**TASK DETAILS:** Show all lines from the records below in which the string "level" is present.

Element data from apps and pages
----

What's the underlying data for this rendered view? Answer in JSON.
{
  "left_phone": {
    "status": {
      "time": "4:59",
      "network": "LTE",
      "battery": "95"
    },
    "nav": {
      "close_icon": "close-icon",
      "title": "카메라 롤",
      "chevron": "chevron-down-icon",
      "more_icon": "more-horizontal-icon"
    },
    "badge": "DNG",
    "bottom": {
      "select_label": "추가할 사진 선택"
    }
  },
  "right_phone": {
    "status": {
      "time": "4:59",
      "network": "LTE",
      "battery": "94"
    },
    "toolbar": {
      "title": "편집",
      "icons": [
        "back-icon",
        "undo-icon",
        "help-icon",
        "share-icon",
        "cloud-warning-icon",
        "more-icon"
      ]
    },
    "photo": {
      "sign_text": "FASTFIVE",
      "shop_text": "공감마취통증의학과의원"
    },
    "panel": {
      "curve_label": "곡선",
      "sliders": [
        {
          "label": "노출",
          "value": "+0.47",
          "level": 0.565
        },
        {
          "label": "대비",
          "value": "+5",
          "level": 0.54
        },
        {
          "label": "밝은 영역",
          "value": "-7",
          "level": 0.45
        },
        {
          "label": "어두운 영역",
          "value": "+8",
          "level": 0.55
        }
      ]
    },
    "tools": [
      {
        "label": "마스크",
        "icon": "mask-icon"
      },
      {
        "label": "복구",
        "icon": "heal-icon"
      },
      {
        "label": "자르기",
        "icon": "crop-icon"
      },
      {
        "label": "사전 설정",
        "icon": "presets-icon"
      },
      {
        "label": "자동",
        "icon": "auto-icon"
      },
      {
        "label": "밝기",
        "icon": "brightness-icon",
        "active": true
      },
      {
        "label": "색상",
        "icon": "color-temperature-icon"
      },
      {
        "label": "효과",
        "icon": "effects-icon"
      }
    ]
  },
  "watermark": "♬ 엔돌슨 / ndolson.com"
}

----

**ANSWER SECTION:**
          "level": 0.565
          "level": 0.54
          "level": 0.45
          "level": 0.55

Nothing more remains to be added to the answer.